Like the Quakers, we UUs have a faith that supports us when we speak truth to power. In our seven Principles, we find strength for this challenge. I’d like to invite you to turn to the back of your O/S and let’s read those principles aloud.
Our commitment to these principles of human attitude and behavior sustain us in our daily lives. Yet it is often hard to put them into concrete actions. Our anger and desire for change are often so strong that we feel paralyzed or helpless or impotent.
In 1961, a Detroit psychologist, Dr. Marshall Rosenberg, hungered to find a way to help people communicate compassionately with one another, believing strongly that human beings are not inherently violent, that they prefer peaceful resolution of conflict, and that violence is not the inevitable outcome of unresolved differences.
Since that time, the idea of Nonviolent Communication or Compassionate Communication has become widespread and is taught to people from all walks of life.
Nonviolent Communication helps us humans express ourselves and hear others by fostering respect, attentiveness and empathy, and teaches how to give from the heart and to encourage others to do the same.
NVC is founded on language and communication skills that enable us to remain human, even under the most trying conditions. These skills have been known and used for centuries and are innate in the human psyche, but violence has often blinded us to their presence in ourselves.
This approach to communication emphasizes compassion as the motivation for action, rather than fear, shame, blame, coercion, threat or punishment. It is not about guilt and manipulation. Those who use these methods find that they diminish defensiveness in others and make it easier to deal with critical, hostile messages without taking them personally or giving in.
This week the Christian world enters the period of Lent, a time of self-examination, repentance for wrongdoing, and making amends through self-disciplines of various kinds. It is useful, when reminded by one of our Unitarian Universalist Sources, to consider the worthiness of this important tradition.
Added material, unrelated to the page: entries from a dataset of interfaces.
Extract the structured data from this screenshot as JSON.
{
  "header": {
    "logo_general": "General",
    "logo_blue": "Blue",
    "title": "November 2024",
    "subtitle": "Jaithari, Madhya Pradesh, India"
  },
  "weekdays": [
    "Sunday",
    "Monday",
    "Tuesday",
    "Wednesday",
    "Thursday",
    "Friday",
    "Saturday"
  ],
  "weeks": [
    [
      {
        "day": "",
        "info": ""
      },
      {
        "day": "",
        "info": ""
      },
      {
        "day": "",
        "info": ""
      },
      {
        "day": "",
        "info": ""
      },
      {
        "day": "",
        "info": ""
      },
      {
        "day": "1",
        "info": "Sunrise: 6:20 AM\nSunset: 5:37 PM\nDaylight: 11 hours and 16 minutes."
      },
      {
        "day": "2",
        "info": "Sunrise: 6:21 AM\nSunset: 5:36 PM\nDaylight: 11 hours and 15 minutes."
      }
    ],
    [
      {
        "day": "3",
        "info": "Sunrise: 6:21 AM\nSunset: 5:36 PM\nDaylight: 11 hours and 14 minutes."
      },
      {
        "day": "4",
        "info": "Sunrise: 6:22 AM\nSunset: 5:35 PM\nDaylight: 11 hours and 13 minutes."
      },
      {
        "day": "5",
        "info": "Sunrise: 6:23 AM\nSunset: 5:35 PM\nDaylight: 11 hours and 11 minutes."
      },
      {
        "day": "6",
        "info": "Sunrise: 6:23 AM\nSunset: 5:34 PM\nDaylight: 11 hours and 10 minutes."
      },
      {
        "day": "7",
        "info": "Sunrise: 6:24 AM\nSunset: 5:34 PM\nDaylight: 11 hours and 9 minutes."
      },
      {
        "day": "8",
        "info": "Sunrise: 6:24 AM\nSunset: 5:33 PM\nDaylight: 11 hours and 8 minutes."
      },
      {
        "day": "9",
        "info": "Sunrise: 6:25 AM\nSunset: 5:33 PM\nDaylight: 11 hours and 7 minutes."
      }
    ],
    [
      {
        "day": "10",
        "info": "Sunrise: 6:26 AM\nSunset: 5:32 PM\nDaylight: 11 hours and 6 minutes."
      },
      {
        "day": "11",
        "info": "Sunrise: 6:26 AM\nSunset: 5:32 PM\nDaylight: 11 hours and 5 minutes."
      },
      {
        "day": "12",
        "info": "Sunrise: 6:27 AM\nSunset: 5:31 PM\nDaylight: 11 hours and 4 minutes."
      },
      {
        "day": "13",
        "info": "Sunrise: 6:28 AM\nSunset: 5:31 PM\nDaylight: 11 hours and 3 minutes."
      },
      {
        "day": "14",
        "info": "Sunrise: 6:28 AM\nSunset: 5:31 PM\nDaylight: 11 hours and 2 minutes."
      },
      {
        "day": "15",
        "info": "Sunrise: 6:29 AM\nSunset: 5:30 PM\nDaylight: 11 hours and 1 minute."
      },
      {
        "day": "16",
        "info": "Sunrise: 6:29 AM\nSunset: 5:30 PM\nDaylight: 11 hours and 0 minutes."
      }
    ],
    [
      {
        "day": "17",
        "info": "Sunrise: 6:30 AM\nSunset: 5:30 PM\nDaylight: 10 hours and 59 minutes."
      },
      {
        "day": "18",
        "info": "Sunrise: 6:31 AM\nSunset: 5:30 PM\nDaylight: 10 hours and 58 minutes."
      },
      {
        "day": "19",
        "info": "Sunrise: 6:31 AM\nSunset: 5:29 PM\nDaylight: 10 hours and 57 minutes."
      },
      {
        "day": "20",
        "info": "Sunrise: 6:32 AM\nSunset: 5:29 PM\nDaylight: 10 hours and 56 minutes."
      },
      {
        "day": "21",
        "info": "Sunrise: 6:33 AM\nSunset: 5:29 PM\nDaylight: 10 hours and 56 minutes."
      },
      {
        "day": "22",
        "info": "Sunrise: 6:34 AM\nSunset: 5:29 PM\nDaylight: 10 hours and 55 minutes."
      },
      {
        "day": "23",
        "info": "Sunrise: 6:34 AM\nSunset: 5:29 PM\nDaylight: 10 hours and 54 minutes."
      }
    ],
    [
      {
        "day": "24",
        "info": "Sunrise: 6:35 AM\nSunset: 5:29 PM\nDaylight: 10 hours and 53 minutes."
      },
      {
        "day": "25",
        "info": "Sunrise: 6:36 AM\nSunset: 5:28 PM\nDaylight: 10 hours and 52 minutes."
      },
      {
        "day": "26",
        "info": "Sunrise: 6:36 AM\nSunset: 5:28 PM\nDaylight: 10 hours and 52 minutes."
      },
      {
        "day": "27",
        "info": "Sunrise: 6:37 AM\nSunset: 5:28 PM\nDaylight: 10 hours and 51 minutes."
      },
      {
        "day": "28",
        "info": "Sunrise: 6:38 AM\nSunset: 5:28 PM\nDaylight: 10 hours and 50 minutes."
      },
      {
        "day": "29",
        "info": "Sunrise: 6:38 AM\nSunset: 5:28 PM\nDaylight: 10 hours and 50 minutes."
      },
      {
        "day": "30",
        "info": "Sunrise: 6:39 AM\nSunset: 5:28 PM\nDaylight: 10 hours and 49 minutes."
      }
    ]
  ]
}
The teacher and prophet Jesus, in his short life, taught the value of compassion and love as the key to the Kingdom of Heaven. Jesus didn’t invent love, as some Christians might have you believe, because love has always been part of the human condition; but Jesus did say that acting out of love was more important than acting out of obedience to law.
At this holy time in the year, a time when we await spring with great anticipation, when we consider the events of the past year, when we regret our misdeeds and vow to do better, when we as a congregation face the stress of financial obligations, the heavy work of building our own home, the inevitable disagreements about process or priorities, this would be a good time to consider how we are with one another.
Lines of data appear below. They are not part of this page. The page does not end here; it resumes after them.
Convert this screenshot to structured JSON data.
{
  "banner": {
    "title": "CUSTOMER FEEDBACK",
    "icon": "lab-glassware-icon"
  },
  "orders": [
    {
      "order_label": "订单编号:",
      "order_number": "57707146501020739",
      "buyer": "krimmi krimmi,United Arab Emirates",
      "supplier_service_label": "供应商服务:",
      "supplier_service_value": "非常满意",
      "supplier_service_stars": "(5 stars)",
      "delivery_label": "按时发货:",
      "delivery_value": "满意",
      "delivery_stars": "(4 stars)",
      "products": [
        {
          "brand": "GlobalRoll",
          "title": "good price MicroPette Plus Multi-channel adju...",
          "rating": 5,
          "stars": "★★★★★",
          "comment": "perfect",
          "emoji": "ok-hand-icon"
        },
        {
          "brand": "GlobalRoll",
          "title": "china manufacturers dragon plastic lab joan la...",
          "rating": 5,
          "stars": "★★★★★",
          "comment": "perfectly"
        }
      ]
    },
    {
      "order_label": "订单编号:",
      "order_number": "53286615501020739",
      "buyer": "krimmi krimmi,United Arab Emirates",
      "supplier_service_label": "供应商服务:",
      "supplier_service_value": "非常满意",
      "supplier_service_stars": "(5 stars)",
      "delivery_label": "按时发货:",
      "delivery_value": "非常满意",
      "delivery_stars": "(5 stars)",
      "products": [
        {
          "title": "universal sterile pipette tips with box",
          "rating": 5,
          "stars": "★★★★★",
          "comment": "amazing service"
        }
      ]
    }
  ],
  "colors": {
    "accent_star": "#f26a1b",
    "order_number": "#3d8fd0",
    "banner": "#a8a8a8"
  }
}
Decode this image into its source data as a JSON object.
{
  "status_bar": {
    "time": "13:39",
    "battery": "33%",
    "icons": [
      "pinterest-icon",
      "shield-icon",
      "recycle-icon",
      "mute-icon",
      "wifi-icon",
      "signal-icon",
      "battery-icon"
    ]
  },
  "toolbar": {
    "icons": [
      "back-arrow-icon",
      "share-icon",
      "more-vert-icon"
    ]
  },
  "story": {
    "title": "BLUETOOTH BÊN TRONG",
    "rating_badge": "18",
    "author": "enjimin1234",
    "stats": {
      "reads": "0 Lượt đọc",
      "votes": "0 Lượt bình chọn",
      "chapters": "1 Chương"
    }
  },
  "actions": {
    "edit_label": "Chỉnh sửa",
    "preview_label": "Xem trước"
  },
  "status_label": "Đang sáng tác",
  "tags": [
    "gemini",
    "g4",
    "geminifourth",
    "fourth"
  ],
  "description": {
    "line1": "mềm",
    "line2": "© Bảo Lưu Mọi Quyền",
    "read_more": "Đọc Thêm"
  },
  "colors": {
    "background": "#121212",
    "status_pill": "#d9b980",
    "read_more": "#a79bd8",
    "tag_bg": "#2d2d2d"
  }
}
Are we careful with our words? Are we compassionate when we consider the effect of our words on another? Are we respectful of another’s time or energy or commitments? Are we honest about our own? Are we able to say what we need without shame or fear?
One of the things we might consider doing, for ourselves and for the larger community, is to sponsor a training in Nonviolent Communication. We have access to trainers right here in Puget Sound. We could offer a huge service to our civic leaders, to our families, to our neighbors, by providing an opportunity to learn how to speak truth to power, in love. Thank you, Peggy, for challenging us with this powerful topic.
Let’s pause for a time of silent reflection and prayer.
BENEDICTION: Our worship service, our time of shaping worth together, is ended, but our service to the world begins again as we leave this place. Let us go in peace, remembering that we have the innate ability to speak truth to power with love. May we dig deep within ourselves to listen carefully and with compassion to each other and to those in power, framing our truth in such a way that it can be heard. And may we consider offering this learning to our larger community, in the hope that love can prevail in our life together. Amen, Shalom, Salaam, and Blessed Be.